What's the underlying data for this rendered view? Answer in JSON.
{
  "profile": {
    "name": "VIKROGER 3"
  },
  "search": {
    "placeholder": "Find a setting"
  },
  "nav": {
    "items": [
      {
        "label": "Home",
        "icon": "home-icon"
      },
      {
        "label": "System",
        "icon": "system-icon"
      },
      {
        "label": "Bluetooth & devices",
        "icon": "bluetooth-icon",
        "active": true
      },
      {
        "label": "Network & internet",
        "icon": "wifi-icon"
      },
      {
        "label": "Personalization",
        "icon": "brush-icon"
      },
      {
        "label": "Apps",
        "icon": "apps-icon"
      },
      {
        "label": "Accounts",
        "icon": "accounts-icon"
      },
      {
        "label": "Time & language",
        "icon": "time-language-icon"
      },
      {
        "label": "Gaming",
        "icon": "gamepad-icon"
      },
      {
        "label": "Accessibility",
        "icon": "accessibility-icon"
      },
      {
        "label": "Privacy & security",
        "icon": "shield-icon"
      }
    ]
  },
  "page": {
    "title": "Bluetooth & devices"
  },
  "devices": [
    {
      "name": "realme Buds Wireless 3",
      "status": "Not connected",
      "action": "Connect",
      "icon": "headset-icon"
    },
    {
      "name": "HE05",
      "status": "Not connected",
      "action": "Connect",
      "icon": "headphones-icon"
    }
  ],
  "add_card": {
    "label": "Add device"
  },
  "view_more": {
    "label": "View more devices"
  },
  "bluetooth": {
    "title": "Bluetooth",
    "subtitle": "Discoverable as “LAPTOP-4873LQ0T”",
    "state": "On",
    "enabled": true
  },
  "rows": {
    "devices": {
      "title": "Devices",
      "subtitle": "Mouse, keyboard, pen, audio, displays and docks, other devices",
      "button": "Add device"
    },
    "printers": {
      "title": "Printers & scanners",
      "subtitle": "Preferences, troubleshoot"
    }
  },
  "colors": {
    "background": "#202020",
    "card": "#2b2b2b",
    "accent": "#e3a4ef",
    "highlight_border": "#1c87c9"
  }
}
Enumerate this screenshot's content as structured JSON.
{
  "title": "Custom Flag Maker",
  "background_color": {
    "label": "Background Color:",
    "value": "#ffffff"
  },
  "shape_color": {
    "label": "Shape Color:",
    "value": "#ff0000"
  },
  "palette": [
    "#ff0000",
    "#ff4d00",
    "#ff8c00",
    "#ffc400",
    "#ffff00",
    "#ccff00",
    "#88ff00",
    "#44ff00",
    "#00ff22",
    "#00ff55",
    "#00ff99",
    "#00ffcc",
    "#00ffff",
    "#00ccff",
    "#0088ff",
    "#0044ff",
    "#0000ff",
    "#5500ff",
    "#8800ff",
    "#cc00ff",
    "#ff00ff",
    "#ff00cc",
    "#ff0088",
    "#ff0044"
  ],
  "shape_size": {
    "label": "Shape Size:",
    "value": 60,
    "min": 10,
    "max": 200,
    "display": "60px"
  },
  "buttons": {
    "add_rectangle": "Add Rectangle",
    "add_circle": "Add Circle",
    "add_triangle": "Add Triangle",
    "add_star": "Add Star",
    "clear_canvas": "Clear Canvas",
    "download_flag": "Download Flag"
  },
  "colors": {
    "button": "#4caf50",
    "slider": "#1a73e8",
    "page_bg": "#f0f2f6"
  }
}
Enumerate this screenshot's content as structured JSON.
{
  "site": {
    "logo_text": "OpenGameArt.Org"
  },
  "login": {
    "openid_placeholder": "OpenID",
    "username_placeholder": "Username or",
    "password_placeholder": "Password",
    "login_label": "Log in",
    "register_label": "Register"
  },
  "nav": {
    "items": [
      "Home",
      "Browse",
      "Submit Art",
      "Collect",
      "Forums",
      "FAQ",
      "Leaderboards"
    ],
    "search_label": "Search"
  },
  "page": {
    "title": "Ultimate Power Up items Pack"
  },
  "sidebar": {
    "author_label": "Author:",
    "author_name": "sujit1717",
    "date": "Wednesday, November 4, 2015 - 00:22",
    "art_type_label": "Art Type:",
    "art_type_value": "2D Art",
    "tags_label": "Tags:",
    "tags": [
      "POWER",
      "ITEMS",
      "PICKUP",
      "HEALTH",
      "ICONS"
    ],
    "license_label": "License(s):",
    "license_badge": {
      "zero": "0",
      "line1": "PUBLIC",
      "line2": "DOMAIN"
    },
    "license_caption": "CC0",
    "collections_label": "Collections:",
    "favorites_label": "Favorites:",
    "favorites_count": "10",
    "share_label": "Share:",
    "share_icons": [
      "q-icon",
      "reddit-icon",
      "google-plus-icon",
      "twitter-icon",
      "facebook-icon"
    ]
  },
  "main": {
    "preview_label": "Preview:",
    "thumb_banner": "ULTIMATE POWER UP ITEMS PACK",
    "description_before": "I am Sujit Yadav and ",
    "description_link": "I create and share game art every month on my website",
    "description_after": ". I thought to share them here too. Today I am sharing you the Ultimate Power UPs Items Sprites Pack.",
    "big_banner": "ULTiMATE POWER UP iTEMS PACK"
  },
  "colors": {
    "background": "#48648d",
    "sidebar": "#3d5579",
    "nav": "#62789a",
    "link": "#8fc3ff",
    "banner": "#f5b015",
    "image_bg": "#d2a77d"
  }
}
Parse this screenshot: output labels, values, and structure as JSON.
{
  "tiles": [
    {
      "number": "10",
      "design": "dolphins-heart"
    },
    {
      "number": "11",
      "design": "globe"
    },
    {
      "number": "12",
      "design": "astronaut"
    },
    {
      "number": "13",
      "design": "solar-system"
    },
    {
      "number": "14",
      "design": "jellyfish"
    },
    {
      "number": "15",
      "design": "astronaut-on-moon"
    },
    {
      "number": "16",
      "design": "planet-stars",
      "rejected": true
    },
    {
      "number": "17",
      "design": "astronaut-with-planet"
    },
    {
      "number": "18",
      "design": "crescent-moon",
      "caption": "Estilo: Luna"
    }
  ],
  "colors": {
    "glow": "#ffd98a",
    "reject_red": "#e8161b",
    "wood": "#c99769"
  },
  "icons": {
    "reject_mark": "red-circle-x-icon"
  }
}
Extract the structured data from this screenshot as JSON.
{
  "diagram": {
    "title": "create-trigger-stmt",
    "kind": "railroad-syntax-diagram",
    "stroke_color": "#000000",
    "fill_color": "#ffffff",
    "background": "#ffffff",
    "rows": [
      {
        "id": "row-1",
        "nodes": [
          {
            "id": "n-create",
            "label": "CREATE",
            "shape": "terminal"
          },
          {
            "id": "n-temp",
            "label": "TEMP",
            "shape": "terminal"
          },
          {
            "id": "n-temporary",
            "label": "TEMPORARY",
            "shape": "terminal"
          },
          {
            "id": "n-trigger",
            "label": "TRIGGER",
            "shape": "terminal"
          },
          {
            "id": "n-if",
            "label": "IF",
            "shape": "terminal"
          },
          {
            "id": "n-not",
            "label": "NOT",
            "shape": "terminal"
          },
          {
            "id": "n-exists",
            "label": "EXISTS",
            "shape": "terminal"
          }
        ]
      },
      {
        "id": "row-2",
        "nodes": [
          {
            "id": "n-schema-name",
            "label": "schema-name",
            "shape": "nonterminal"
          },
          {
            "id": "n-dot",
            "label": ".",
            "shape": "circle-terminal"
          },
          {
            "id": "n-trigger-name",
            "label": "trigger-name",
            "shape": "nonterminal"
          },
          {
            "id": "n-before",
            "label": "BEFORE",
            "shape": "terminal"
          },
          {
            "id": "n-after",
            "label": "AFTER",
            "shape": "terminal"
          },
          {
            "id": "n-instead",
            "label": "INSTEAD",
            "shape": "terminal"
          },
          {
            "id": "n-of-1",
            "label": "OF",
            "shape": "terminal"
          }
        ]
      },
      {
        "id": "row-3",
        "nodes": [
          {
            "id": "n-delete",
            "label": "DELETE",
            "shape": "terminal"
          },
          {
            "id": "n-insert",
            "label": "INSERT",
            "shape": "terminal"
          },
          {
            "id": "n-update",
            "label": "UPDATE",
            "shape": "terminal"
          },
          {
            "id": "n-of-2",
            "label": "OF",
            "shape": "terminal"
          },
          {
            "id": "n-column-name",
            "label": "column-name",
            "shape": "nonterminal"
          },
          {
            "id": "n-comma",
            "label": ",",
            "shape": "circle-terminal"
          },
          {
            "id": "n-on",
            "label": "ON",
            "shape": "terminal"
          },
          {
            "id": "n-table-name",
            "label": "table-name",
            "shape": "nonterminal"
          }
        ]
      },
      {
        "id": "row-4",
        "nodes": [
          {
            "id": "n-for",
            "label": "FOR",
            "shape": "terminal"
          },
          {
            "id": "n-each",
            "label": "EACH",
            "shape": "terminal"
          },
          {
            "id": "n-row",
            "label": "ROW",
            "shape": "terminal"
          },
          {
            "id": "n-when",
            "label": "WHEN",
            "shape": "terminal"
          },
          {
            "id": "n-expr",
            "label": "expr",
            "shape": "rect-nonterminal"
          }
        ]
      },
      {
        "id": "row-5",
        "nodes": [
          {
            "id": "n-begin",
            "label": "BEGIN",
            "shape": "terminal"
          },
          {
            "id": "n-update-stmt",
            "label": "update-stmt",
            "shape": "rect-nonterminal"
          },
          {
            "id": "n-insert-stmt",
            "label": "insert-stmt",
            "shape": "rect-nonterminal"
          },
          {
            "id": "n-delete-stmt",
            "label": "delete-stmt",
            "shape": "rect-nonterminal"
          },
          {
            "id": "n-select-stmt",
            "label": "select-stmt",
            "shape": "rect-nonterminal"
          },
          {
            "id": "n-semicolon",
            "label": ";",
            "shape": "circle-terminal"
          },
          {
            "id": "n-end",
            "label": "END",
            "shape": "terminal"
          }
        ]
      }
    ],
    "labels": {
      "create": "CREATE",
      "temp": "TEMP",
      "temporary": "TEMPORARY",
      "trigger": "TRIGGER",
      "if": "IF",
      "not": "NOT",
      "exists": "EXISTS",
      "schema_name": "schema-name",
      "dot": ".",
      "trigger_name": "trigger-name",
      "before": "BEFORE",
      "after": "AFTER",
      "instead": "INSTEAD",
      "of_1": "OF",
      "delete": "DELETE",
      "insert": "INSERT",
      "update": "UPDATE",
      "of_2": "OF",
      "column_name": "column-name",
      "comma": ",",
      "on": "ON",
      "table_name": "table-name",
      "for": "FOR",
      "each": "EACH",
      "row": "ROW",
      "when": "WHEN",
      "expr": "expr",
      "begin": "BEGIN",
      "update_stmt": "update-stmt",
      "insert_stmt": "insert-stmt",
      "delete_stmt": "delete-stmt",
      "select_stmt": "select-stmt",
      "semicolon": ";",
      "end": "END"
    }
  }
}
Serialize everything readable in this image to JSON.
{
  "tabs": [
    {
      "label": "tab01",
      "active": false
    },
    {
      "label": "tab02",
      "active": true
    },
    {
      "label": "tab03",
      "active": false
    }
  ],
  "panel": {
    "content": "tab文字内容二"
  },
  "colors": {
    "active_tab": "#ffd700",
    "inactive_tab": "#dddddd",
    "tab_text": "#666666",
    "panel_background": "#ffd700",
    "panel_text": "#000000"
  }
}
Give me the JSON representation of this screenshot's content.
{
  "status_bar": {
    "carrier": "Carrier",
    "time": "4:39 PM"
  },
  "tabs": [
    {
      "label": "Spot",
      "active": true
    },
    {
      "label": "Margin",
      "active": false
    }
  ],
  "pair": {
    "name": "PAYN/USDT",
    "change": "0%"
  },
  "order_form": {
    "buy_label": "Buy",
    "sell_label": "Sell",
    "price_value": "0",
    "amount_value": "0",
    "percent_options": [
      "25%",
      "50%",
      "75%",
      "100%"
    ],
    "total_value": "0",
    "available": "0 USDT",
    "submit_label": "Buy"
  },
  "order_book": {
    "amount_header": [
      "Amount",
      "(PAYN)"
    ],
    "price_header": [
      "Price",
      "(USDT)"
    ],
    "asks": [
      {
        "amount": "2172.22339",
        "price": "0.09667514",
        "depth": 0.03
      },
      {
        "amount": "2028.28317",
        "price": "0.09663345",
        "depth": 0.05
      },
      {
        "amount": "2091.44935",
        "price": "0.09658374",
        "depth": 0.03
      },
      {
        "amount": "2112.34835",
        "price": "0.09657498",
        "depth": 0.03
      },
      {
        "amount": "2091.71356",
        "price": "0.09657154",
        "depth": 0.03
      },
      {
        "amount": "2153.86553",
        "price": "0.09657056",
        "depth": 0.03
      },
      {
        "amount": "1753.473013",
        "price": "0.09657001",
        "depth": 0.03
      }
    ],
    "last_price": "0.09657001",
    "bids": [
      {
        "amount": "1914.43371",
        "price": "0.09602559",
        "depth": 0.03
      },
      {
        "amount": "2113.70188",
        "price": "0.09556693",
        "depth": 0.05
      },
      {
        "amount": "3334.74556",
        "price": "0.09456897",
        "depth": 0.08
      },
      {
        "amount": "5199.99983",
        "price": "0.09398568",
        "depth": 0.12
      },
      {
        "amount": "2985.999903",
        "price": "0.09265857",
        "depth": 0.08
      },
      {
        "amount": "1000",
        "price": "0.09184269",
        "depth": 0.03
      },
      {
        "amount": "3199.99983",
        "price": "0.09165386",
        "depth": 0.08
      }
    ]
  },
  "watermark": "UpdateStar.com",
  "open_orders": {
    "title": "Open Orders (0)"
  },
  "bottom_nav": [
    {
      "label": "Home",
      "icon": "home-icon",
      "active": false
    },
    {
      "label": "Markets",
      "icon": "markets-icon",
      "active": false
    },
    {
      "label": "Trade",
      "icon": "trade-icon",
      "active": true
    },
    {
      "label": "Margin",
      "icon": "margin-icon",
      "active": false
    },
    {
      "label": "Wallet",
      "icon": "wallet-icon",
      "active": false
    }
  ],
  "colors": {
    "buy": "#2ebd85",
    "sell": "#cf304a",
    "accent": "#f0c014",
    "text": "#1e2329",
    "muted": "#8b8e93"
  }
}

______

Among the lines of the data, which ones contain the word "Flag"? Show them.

Exercise output ▸
  "title": "Custom Flag Maker",
    "download_flag": "Download Flag"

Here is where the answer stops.